■ Work task: Copy out every line of the data exactly; do not include the images.

■ Given information:

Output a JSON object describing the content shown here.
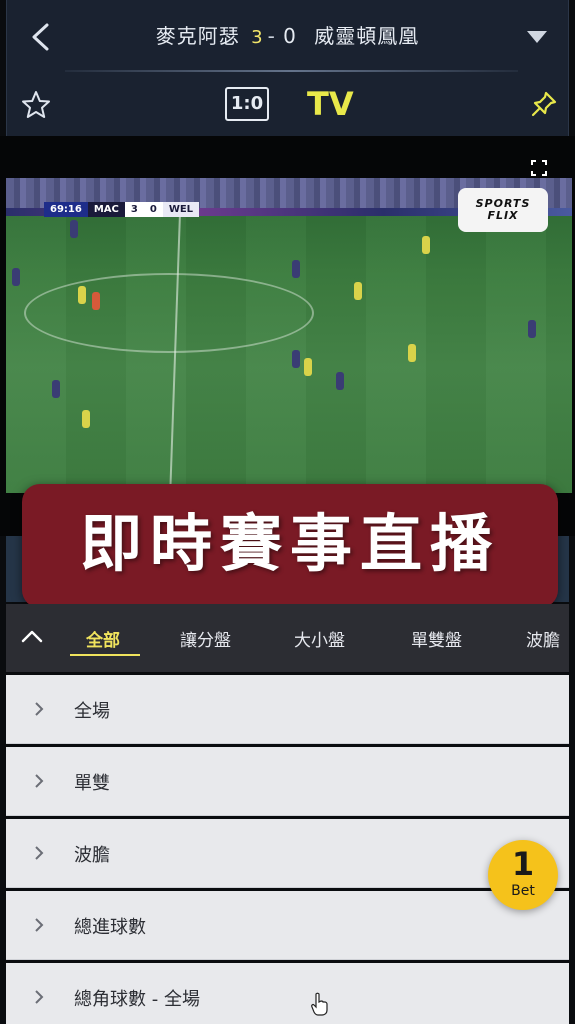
{
  "header": {
    "home_team": "麥克阿瑟",
    "home_score": "3",
    "score_separator": "-",
    "away_score": "0",
    "away_team": "威靈頓鳳凰",
    "scoreboard_label": "1:0",
    "tv_label": "TV"
  },
  "video": {
    "scorebug": {
      "time": "69:16",
      "home": "MAC",
      "home_score": "3",
      "away_score": "0",
      "away": "WEL"
    },
    "logo_line1": "SPORTS",
    "logo_line2": "FLIX"
  },
  "promo": {
    "text": "即時賽事直播"
  },
  "tabs": [
    {
      "label": "全部",
      "active": true
    },
    {
      "label": "讓分盤"
    },
    {
      "label": "大小盤"
    },
    {
      "label": "單雙盤"
    },
    {
      "label": "波膽"
    }
  ],
  "markets": [
    {
      "label": "全場"
    },
    {
      "label": "單雙"
    },
    {
      "label": "波膽"
    },
    {
      "label": "總進球數"
    },
    {
      "label": "總角球數 - 全場"
    }
  ],
  "bet_slip": {
    "count": "1",
    "label": "Bet",
    "color": "#f5c21b"
  },
  "colors": {
    "accent_yellow": "#f0e35d",
    "header_bg": "#1a2230",
    "promo_bg": "#7a1a25"
  }
}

■ Finished task:
Output a JSON object describing the content shown here.
{
  "header": {
    "home_team": "麥克阿瑟",
    "home_score": "3",
    "score_separator": "-",
    "away_score": "0",
    "away_team": "威靈頓鳳凰",
    "scoreboard_label": "1:0",
    "tv_label": "TV"
  },
  "video": {
    "scorebug": {
      "time": "69:16",
      "home": "MAC",
      "home_score": "3",
      "away_score": "0",
      "away": "WEL"
    },
    "logo_line1": "SPORTS",
    "logo_line2": "FLIX"
  },
  "promo": {
    "text": "即時賽事直播"
  },
  "tabs": [
    {
      "label": "全部",
      "active": true
    },
    {
      "label": "讓分盤"
    },
    {
      "label": "大小盤"
    },
    {
      "label": "單雙盤"
    },
    {
      "label": "波膽"
    }
  ],
  "markets": [
    {
      "label": "全場"
    },
    {
      "label": "單雙"
    },
    {
      "label": "波膽"
    },
    {
      "label": "總進球數"
    },
    {
      "label": "總角球數 - 全場"
    }
  ],
  "bet_slip": {
    "count": "1",
    "label": "Bet",
    "color": "#f5c21b"
  },
  "colors": {
    "accent_yellow": "#f0e35d",
    "header_bg": "#1a2230",
    "promo_bg": "#7a1a25"
  }
}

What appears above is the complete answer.